The 3D printed house is in the peculiar situation that its most practical near-term application–relief/low-cost housing–is the greatest threat to its eventual mainstream acceptance because the real estate market is extremely class and race biased. As soon as a particular style of architecture becomes associated with a particular social class it becomes damned from the presence of other class communities–just as happened with the mobile home. Currently, Tiny House architecture is tolerated in conventional communities because it remains well camouflaged, discreet, and relatively rare. That quaint doll-house look is rather crucial. 3D printed housing can potentially be as flamboyant in design as commercial architecture. It can get as wild as anyone’s imagination, especially when one needs no mortgage. Ironically, the worst thing a housing innovation can do is aesthetically draw attention to itself. Even as tolerant as the local culture may be, the Dutch canal house design could only ever be a temporary exhibition.
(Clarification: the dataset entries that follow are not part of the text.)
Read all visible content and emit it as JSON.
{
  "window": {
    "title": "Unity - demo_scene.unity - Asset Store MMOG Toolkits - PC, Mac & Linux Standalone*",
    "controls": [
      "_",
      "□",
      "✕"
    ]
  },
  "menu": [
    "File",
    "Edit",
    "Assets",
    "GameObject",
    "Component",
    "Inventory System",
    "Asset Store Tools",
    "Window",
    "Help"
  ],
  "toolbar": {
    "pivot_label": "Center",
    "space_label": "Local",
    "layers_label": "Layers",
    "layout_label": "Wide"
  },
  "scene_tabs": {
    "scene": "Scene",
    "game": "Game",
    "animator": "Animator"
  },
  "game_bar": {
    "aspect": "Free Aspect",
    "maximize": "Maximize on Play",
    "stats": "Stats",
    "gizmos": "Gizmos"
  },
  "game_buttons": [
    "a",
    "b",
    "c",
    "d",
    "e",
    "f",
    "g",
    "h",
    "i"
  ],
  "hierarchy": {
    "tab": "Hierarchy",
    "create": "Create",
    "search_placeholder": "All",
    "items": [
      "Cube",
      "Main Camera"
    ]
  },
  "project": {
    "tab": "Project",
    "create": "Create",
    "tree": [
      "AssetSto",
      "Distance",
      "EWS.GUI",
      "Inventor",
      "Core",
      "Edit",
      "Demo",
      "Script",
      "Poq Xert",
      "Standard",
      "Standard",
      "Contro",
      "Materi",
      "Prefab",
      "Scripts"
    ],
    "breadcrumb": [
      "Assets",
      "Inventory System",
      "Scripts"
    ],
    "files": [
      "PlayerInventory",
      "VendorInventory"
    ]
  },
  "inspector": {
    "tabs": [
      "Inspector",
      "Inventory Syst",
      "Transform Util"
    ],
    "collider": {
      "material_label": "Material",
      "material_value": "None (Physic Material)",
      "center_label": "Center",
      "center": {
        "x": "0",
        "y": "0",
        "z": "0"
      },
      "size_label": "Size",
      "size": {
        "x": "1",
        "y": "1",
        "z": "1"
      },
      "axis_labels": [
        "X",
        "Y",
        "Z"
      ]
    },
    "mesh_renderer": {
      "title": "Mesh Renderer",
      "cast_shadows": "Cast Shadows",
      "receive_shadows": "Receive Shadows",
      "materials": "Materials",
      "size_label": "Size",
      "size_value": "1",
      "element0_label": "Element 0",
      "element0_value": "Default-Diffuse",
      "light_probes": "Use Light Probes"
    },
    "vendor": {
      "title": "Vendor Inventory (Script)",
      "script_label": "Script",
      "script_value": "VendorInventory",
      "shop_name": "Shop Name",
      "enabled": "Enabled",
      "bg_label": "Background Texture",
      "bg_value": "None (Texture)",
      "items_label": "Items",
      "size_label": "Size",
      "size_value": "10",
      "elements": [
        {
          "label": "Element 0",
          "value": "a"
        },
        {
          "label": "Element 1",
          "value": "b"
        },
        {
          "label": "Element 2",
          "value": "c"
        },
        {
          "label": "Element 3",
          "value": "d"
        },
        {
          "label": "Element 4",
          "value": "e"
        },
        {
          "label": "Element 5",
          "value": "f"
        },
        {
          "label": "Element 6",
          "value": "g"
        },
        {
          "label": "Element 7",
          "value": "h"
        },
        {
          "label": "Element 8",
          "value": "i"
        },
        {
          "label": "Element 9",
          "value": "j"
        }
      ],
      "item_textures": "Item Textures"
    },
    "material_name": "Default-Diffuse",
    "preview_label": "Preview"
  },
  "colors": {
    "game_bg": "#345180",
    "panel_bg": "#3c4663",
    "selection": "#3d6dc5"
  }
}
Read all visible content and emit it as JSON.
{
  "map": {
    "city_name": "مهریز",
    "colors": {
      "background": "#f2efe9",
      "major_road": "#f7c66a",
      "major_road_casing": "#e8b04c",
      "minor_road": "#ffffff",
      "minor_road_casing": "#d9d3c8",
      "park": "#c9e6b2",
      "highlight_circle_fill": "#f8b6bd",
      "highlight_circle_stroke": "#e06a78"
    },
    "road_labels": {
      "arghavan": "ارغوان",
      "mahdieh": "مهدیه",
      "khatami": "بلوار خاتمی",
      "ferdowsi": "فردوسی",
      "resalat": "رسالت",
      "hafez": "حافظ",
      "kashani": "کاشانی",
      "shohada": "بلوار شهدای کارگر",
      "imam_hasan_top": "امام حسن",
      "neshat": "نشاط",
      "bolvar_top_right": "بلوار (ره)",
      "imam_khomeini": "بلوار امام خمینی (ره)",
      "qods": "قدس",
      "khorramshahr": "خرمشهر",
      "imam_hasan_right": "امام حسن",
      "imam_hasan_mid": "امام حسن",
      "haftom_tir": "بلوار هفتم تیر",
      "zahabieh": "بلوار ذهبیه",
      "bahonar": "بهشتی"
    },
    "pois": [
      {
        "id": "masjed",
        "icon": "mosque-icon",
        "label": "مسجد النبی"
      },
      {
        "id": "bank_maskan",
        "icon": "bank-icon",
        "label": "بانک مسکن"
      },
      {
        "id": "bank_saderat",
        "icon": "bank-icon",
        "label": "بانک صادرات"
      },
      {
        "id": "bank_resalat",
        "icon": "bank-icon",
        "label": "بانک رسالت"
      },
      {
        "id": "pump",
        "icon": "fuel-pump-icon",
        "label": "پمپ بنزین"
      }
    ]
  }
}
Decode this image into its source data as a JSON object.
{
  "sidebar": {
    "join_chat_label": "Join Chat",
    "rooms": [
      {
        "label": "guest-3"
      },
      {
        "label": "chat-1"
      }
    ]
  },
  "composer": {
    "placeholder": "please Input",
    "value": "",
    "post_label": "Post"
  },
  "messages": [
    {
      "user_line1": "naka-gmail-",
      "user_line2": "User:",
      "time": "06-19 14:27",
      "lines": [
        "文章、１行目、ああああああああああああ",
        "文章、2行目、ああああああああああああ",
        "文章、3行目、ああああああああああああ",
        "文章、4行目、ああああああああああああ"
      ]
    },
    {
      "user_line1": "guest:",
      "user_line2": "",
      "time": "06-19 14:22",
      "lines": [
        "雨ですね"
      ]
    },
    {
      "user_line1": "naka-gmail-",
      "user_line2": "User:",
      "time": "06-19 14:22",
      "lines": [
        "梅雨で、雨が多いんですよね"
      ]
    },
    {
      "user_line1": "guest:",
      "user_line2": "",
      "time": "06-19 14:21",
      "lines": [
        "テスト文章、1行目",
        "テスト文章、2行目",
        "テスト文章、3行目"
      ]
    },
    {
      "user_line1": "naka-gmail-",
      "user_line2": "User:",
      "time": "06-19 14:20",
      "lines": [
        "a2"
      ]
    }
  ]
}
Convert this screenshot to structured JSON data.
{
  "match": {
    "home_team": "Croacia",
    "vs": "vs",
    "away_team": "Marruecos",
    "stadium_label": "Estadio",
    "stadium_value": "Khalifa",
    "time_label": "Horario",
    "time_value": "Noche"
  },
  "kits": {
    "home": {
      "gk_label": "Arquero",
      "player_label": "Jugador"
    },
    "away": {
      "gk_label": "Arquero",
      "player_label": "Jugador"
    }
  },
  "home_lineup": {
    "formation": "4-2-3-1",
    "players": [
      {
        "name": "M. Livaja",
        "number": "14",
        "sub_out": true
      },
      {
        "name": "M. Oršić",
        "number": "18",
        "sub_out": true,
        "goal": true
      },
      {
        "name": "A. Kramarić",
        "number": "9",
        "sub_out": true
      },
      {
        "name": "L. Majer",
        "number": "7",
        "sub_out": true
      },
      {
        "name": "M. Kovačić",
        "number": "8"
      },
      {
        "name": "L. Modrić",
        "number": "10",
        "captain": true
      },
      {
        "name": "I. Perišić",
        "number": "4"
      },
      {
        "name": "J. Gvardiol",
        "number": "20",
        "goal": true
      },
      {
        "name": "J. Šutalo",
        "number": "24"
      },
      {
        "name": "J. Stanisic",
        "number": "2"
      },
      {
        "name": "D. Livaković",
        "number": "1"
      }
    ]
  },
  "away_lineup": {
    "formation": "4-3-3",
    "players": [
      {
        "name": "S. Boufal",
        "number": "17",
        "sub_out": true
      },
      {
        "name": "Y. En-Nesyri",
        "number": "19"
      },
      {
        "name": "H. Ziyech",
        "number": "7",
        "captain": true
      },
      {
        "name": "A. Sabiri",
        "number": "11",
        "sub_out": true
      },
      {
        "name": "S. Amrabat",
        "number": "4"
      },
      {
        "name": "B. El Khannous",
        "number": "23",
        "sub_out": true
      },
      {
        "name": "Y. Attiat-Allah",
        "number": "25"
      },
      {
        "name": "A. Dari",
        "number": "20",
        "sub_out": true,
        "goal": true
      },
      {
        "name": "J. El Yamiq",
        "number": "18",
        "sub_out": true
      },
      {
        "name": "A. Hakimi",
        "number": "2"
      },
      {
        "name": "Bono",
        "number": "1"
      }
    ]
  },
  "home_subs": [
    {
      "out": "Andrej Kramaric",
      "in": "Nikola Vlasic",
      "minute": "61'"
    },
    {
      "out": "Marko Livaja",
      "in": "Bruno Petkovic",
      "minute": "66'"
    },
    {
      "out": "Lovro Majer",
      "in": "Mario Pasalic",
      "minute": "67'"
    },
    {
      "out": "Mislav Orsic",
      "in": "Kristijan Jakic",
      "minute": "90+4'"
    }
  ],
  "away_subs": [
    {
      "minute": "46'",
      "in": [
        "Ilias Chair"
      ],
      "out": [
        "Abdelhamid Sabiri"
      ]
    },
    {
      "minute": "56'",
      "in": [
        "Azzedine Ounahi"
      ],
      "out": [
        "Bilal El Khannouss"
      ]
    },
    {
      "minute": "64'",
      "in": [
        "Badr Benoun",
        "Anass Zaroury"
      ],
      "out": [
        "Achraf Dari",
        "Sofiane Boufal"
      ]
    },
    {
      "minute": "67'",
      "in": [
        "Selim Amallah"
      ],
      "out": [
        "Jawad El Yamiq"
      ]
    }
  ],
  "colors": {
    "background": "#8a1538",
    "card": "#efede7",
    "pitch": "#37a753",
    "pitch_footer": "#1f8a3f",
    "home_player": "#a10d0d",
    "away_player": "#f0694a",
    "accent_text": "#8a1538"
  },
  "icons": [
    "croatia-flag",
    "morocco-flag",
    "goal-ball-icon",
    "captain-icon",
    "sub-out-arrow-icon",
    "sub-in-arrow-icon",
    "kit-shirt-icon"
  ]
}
The 3D printed house is an artifact of another culture–a future culture that our current culture has only barely begun to evolve toward. Regardless of how it functionally performs, it’s near-term prospect is very likely to be exactly the same fate as befalls every other form of alternative construction and architecture; embraced for commercial/industrial/’special’ use but, for housing, damned to the edge of wilderness. Its first adopters will be those seeking such alternatives to empower their ‘unplugging’ from the existing culture and its economic constraints. It faces a situation similar to that the late Nader Khalili faced with vitrified earthen construction. His goal for that technology was to radically change the situation of housing in the whole developing world. But he sought to get the technology accepted in the west first because, in his experience, innovations were only embraced in the developing world culture when they had apparent acceptance in rich western nations. The leaders in the developing world keep thinking they have to ‘catch up’ to the west–as if we know what the hell we’re doing! He knew he could never break through to the mainstream western real estate market, so took a very radical approach; he went to NASA proposing buildings for the Moon… “